[EXERCISE DIRECTIONS] Please work out how many lines in the data below contain "explorer", and reply with that number alone.

[Dataset rows describing interfaces]
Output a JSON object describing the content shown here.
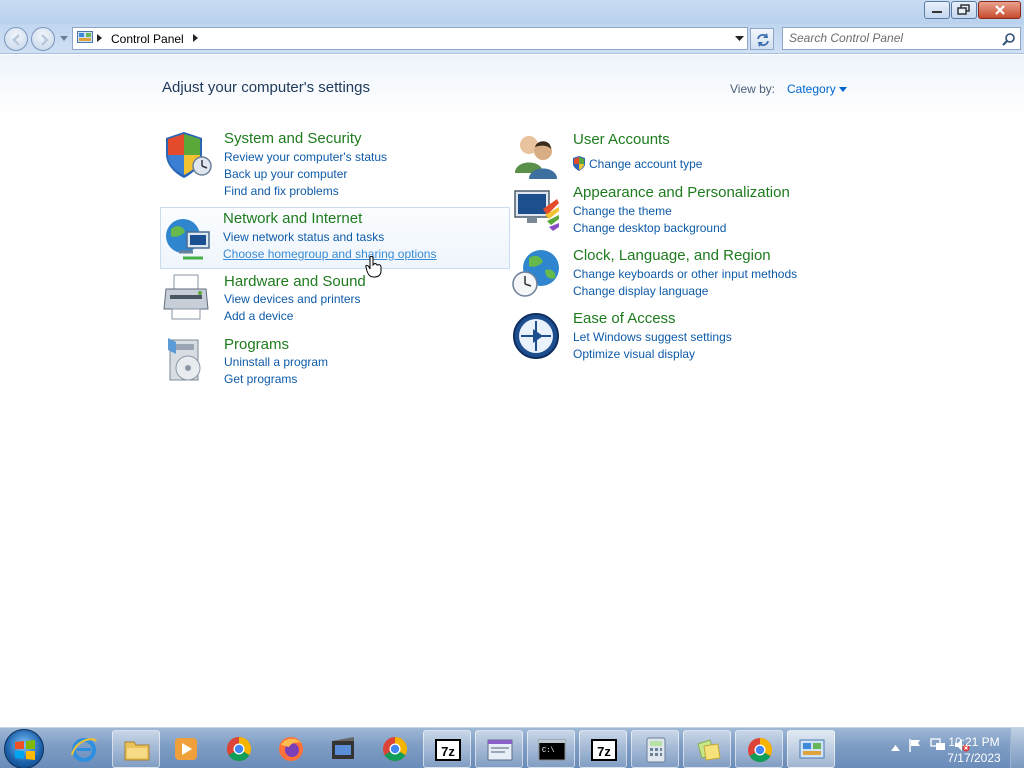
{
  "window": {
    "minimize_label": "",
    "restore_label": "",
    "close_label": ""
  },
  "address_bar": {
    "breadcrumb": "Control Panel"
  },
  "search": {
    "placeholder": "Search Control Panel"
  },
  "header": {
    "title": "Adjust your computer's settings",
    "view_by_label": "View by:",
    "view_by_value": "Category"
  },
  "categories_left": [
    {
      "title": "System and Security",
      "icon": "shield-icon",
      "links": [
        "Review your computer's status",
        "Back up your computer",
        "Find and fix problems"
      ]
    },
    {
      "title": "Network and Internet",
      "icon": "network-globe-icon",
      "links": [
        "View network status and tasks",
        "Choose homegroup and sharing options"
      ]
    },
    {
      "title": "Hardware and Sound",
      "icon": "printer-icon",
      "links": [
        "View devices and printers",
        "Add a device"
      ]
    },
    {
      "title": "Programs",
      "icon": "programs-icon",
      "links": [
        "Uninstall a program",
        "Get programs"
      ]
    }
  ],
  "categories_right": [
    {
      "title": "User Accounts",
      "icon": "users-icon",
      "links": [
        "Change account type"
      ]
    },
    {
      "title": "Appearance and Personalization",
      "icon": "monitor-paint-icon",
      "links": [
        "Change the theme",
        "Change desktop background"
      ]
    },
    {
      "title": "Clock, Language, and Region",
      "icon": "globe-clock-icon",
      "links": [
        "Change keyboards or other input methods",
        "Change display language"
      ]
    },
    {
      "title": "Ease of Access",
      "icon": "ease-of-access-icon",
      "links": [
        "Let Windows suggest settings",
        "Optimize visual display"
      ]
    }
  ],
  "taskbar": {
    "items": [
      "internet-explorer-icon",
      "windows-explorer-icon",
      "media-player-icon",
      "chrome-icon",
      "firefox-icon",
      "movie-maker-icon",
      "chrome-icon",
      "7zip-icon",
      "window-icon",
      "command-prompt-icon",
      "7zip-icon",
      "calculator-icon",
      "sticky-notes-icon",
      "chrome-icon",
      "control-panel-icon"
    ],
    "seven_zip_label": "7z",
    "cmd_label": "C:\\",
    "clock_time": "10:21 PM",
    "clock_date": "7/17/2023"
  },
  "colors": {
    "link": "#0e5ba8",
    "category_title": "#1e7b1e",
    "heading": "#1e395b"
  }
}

[WRITTEN REPLY] 2